Undivided: We Go Together

Devotional

No Divisions. One Mind.


By Lisa Supp


“Now I exhort you, brethren, by the name of our Lord Jesus Christ, that you all agree and that there be no divisions among you, but that you be made complete in the same mind and in the same judgment.” 1 Corinthians 1:10 (NASB)


When Jesus came upon the brothers James and John, the Gospel of Mark tells us they were “mending their nets” (Mark 1:19 NKJV). After all, any wise fisherman knows that to draw in a great number of fish the netting must hold. 


The Greek word for mending is “katartizō,” which means to prepare or make perfect. Not coincidentally, Paul uses the same word when he writes “made complete” in the Scripture above. Evidently, schisms had crept into the church at Corinth–a tearing and rending of their fellowship with one another. A mending was needed.


Evidently, some members of the church took offense against one another based on who baptized them. If we continue to read what Paul writes, he specifically highlights that groups were boasting of being of Paul or Apollos or Peter or Christ. Each faction argued they had a better doctrine, better theology, better teaching . . . a self-righteous viewpoint of their worship or leader. 
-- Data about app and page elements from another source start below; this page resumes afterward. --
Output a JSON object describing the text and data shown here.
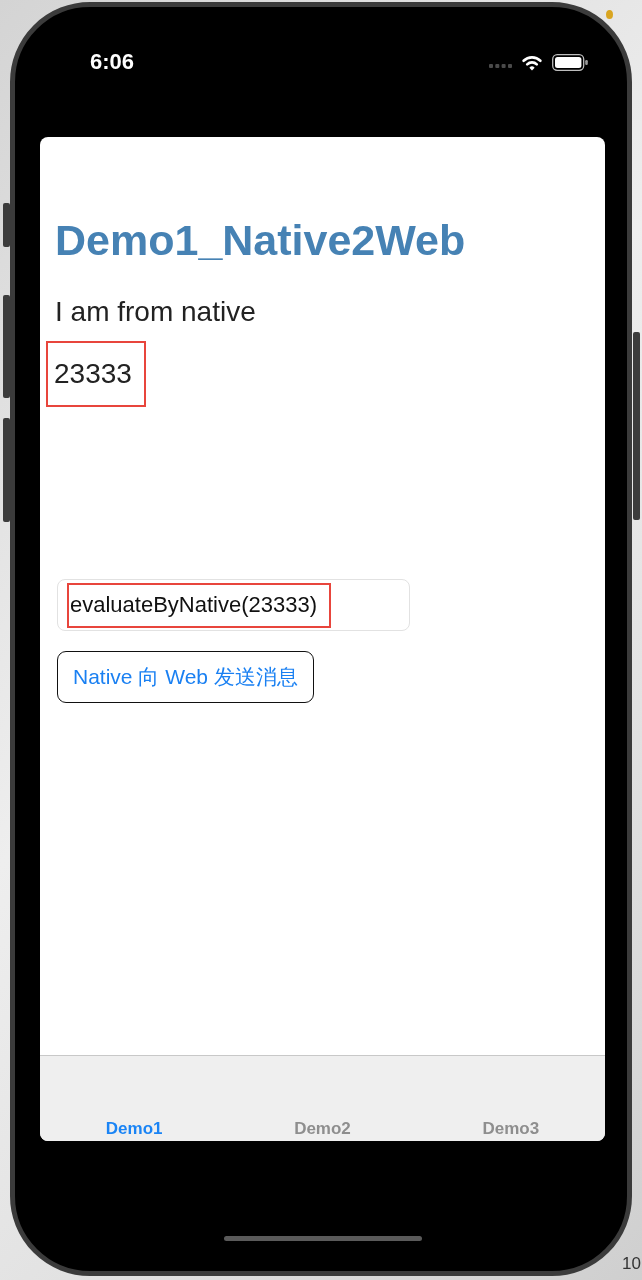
{
  "status_bar": {
    "time": "6:06"
  },
  "page": {
    "title": "Demo1_Native2Web",
    "message": "I am from native",
    "received_value": {
      "text": "23333",
      "highlighted": true
    }
  },
  "input": {
    "value": "evaluateByNative(23333)",
    "highlighted": true
  },
  "send_button": {
    "label": "Native 向 Web 发送消息"
  },
  "tabs": [
    {
      "label": "Demo1",
      "selected": true
    },
    {
      "label": "Demo2",
      "selected": false
    },
    {
      "label": "Demo3",
      "selected": false
    }
  ],
  "background_text": "10"
}
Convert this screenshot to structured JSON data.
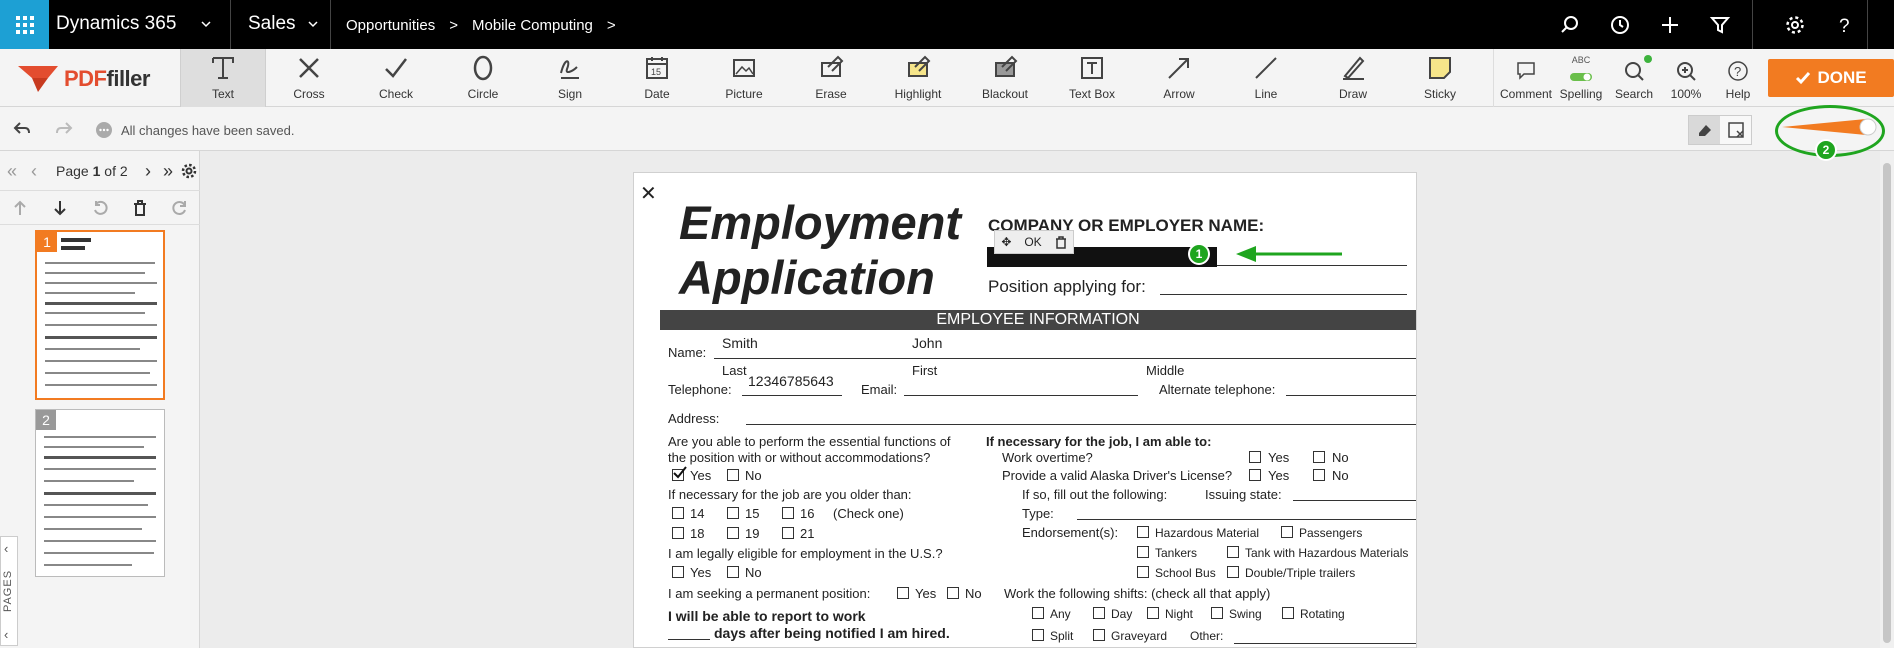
{
  "topbar": {
    "app_name": "Dynamics 365",
    "area": "Sales",
    "breadcrumb": [
      "Opportunities",
      "Mobile Computing"
    ]
  },
  "toolbar": {
    "logo_prefix": "PDF",
    "logo_suffix": "filler",
    "tools": [
      {
        "label": "Text",
        "icon": "text-icon"
      },
      {
        "label": "Cross",
        "icon": "cross-icon"
      },
      {
        "label": "Check",
        "icon": "check-icon"
      },
      {
        "label": "Circle",
        "icon": "circle-icon"
      },
      {
        "label": "Sign",
        "icon": "sign-icon"
      },
      {
        "label": "Date",
        "icon": "date-icon"
      },
      {
        "label": "Picture",
        "icon": "picture-icon"
      },
      {
        "label": "Erase",
        "icon": "erase-icon"
      },
      {
        "label": "Highlight",
        "icon": "highlight-icon"
      },
      {
        "label": "Blackout",
        "icon": "blackout-icon"
      },
      {
        "label": "Text Box",
        "icon": "textbox-icon"
      },
      {
        "label": "Arrow",
        "icon": "arrow-icon"
      },
      {
        "label": "Line",
        "icon": "line-icon"
      },
      {
        "label": "Draw",
        "icon": "draw-icon"
      },
      {
        "label": "Sticky",
        "icon": "sticky-icon"
      }
    ],
    "right_tools": [
      {
        "label": "Comment",
        "icon": "comment-icon"
      },
      {
        "label": "Spelling",
        "icon": "spelling-icon",
        "badge": "ABC"
      },
      {
        "label": "Search",
        "icon": "search-icon"
      },
      {
        "label": "100%",
        "icon": "zoom-icon"
      },
      {
        "label": "Help",
        "icon": "help-icon"
      }
    ],
    "done_label": "DONE",
    "accent": "#f27b21"
  },
  "status": {
    "saved_text": "All changes have been saved."
  },
  "pager": {
    "page_prefix": "Page",
    "current": "1",
    "of_label": "of 2",
    "thumbs": [
      "1",
      "2"
    ],
    "side_tab": "PAGES"
  },
  "annotations": {
    "badge1": "1",
    "badge2": "2",
    "color": "#1fa51f"
  },
  "document": {
    "title_line1": "Employment",
    "title_line2": "Application",
    "company_label": "COMPANY OR EMPLOYER NAME:",
    "ok_label": "OK",
    "position_label": "Position applying for:",
    "section_header": "EMPLOYEE INFORMATION",
    "name_label": "Name:",
    "last_name_value": "Smith",
    "first_name_value": "John",
    "last_caption": "Last",
    "first_caption": "First",
    "middle_caption": "Middle",
    "telephone_label": "Telephone:",
    "telephone_value": "12346785643",
    "email_label": "Email:",
    "alt_phone_label": "Alternate telephone:",
    "address_label": "Address:",
    "q_essential_1": "Are you able to perform the essential functions of",
    "q_essential_2": "the position with or without accommodations?",
    "yes": "Yes",
    "no": "No",
    "q_older": "If necessary for the job are you older than:",
    "ages": [
      "14",
      "15",
      "16",
      "18",
      "19",
      "21"
    ],
    "check_one": "(Check one)",
    "q_eligible": "I am legally eligible for employment in the U.S.?",
    "q_permanent": "I am seeking a permanent position:",
    "report_1": "I will be able to report to work",
    "report_2": "days after being notified I am hired.",
    "r_heading": "If necessary for the job, I am able to:",
    "r_overtime": "Work overtime?",
    "r_license": "Provide a valid Alaska Driver's License?",
    "r_ifso": "If so, fill out the following:",
    "r_issuing": "Issuing state:",
    "r_type": "Type:",
    "r_endorse": "Endorsement(s):",
    "endorsements": [
      "Hazardous Material",
      "Passengers",
      "Tankers",
      "Tank with Hazardous Materials",
      "School Bus",
      "Double/Triple trailers"
    ],
    "shifts_label": "Work the following shifts: (check all that apply)",
    "shifts": [
      "Any",
      "Day",
      "Night",
      "Swing",
      "Rotating",
      "Split",
      "Graveyard",
      "Other:"
    ]
  }
}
And we see this today, especially in churches where more than one pastor teaches. I’ve literally heard people say, “Well, Pastor ____ won’t be speaking next Sunday, so I think I’ll stay home.” I’ve also heard, “Pastor _____ is my favorite pastor. He carries the church.” Sadly, entire cliques form around one certain messenger of God. Truly, how sad for the church. How sad for Jesus to witness this, because when the body of Christ tears or rends, who bleeds? Jesus.


The health and vitality of any church thrives on truth, love, and unity. When any component goes awry, a division (a schism) takes place. When a fracture is left untreated, it may never mend well, and what’s left is a broken and sick body. A body that cannot function well internally is not going to be effective in the external matters of ministry. It’s hard to be a fisher of men when nets are broken.


It’s perfectly fine to have a favorite teacher. But when we begin to space ourselves from one another and go to lengths to avoid church simply because our “favorite” isn’t at the podium, then we do ourselves a disservice, our brothers and sisters a disservice, and we completely override the true purpose of assembly—to hear from the Holy Spirit. 


And the Spirit would tell us, “Mere men will fall; surely, they will fail. But Jesus never will.” Paul exhorts us all to be Jesus-centered, for it was He who was crucified for us, and He is the only name we’re baptized in.


PAUSE: What are the potential problems for placing all our “eggs in one basket” regarding a church leader? 


PRACTICE: Scripture tells us that God is not one to show partiality. If you are His child, how can you better reflect that relationship?


PRAY: Jesus, we in no way want to dishonor You by dishonoring one another. If there is any division in my heart or in the church I attend, I ask that You would reveal it and help to extinguish any partiality because You, God, are not One who is partial. And we want to be a reflection of You in how we worship and fellowship. Let it be so in the name of Jesus.